Gal Sapir, Raphael A. Stern, Martin Goldway and Sharoni Shafir
, carries the S -RNase-mediated gametophytic self-incompatibility (GSI) system. This system was first identified in Solanaceae ( Anderson et al., 1986 ) and later in Rosaceae ( Sassa et al., 1992 ) and in Scrophulariaceae ( Xue et al., 1996
Rayane Barcelos Bisi, Rafael Pio, Daniela da Hora Farias, Guilherme Locatelli, Caio Morais de Alcântara Barbosa and Welison Andrade Pereira
subtropical regions ( Bettiol Neto et al., 2014 ). The fact that no pollinizer cultivars have been reported for these hybrids in subtropical regions might be the reason for their low effective fruiting. Most pear tree cultivars have gametophytic self-incompatibility
Javier Sanzol and Maria Herrero
adequate cropping ( Waite, 1894 ). Self-fertilization in pear is prevented by a gametophytic self-incompatibility system ( de Nettancourt, 2001 ) and pear cultivars are generally considered self-incompatible ( Crane and Lewis, 1942 ; Sanzol and Herrero
Yiran Li, Asuka Uchida, Akiha Abe, Akihiro Yamamoto, Tomonari Hirano and Hisato Kunitake

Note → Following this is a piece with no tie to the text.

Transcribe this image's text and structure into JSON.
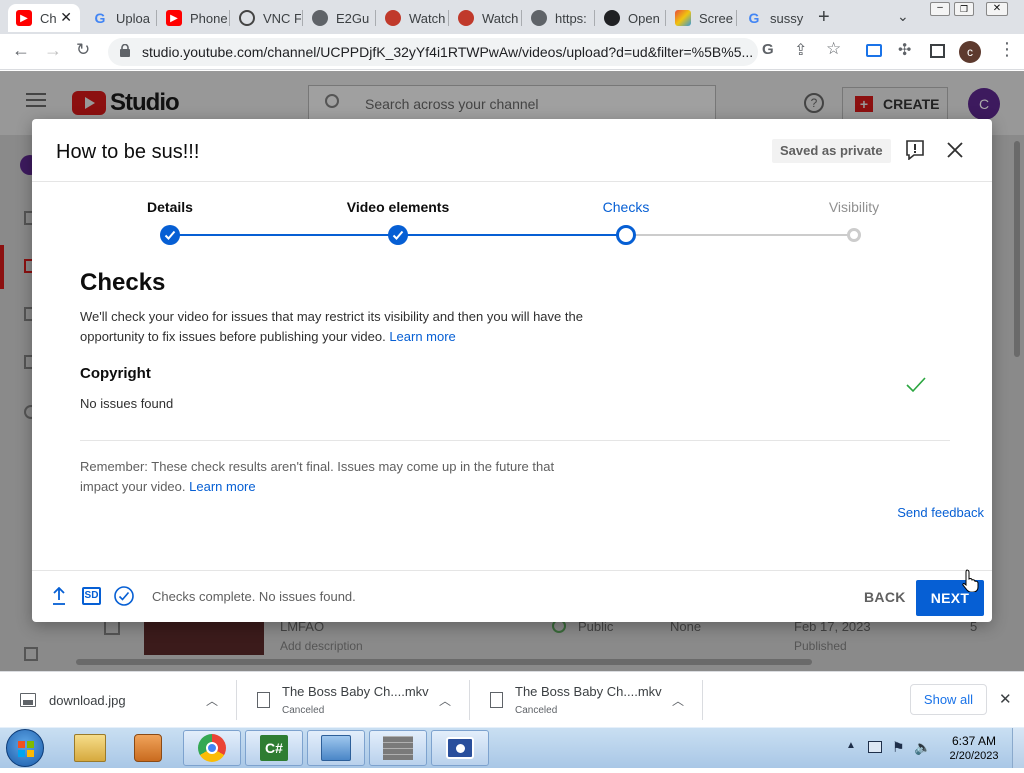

pollen Physiol. Veg. 22 323 331 Tao, R. Iezzoni, A.F. 2010 The S-RNase-based gametophytic self-incompatibility system in Prunus exhibits distinct genetic and molecular features Sci. Hort. 124 423 433 Uchida, A. 2012 Fundamental studies on self